MINNEAPOLIS – The lubricant industrys largest trade conference kicked off this week here at the 73rd annual meeting and exhibition of the Society of Tribologists and Lubrication Engineers. More than 1,500 representatives of lube producers and their suppliers, equipment makers, end users and researchers gathered to check in on the latest developments in the field.
Officials said 1,507 people registered for the event, which runs from Monday through Thursday, up from 1,466 last year. Attendance routinely reached those levels in the early 2000s but plummeted during the global recession of 2008 and 2009 and has since been recovering.
This years event includes more than 500 technical presentations, a trade show and education courses on lubrication and tribology, the study of friction.
The technical program includes several new features reflecting industry trends. On Tuesday there was a special session about several automotive engine and drivetrain trends expected to have dramatic impacts on lubricants, including shifts toward electric and hybrid vehicles, growing use of turbochargers and efforts to reduce greenhouse gas emissions from commercial trucks.

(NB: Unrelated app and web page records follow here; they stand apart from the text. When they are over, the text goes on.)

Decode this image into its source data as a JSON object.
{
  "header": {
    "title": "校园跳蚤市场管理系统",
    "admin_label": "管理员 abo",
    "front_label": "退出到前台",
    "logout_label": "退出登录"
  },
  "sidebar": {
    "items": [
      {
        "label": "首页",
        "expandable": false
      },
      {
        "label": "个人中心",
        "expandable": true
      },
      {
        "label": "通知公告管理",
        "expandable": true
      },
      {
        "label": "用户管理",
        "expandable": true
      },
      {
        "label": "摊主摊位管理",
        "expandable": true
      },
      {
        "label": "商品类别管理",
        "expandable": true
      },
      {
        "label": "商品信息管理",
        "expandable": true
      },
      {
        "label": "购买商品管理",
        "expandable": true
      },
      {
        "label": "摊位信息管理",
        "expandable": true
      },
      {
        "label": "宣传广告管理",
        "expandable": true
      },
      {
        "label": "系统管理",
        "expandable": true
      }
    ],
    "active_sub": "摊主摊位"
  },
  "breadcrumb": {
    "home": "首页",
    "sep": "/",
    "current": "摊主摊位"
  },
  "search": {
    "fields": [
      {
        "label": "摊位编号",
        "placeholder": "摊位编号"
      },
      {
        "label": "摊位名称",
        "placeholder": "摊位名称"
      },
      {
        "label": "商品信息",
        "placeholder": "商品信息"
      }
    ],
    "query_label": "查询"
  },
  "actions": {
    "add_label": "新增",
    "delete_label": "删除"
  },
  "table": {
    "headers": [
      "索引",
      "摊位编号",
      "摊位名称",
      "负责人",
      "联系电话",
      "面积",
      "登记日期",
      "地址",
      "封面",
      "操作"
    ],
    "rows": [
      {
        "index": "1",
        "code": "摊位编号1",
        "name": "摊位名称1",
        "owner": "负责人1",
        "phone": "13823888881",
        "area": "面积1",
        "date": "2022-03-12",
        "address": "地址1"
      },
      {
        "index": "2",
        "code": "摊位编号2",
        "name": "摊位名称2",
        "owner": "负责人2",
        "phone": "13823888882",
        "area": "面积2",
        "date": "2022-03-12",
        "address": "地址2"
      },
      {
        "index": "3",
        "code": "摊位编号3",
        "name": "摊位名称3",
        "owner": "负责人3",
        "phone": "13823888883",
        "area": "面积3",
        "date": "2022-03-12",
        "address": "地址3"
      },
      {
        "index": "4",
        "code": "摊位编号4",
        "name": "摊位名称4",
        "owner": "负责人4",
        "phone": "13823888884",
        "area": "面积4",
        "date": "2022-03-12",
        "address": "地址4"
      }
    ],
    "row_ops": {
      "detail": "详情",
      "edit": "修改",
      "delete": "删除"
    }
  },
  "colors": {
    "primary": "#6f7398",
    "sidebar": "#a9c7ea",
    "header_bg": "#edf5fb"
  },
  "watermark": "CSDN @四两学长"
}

We organized this session in order to present information about what OEMs are doing, said session chairwoman Dairene Uy, of Ford Motor Co. The four-hour session included four presentations and a panel discussion. Timothy Newcomb, of lube additive supplier Lubrizol Corp., detailed ways that lubrication needs of electric vehicles differ from those of vehicles powered by internal combustion engines. Raj Chandramohanan, of transmission and turbocharger supplier Borg Warner, discussed the implications of commercial trucks trending toward lower-viscosity engine oils as part of a push to improve fuel economy.
If someone had told me 15 years ago that they were going to put a 0W-20 oil in a commercial truck, I would have said, What! Chandramohanan said, noting that 15W-40 was the prevalent grade of heavy-duty diesel engine oils at the turn of the century. But thats where fuel economy is taking the industry.
The program included a track of papers on tribochemistry, combining nanochemical and lubrication principle topics that in the past would have been covered separately.
In previous years we would have a track on nanoparticles and a separate one on lubrication fundamentals, said session chairman Zhijiang (Justin) Ye, of the Mechanical and Manufacturing Engineering department at Miami Universitys College of Engineering and Computing. But we have so many researchers and engineers doing research with these materials, and the practical work draws on multiple aspects. Thats the nature of science and technology in general these days.
Use of nanochemicals was also the subject of a new education course this year, Nanotribology III. What were learning from the courses we offer is that our constituents are looking for advanced instruction as opposed to just the basics, said Chevrons Greg Croce, who was installed this week as president of STLE. Weve had courses on nanotribology, but this one is more advanced, and it shows that nanochemicals are getting ingrained in the industry.
The association is working to step up its outreach to foreign countries. This years meeting was attended by a few dozen individuals from Mexico – a jump from previous years. Outgoing President Mike Anderson, of Falex Corp., said an STLE expects to form a Mexico chapter this year.
Weve had some interactions there to promote the organization, and weve found a lot of interest, he said. People are very interested in the networking and the opportunity to learn. The association is also working to form chapters in Thailand and Singapore.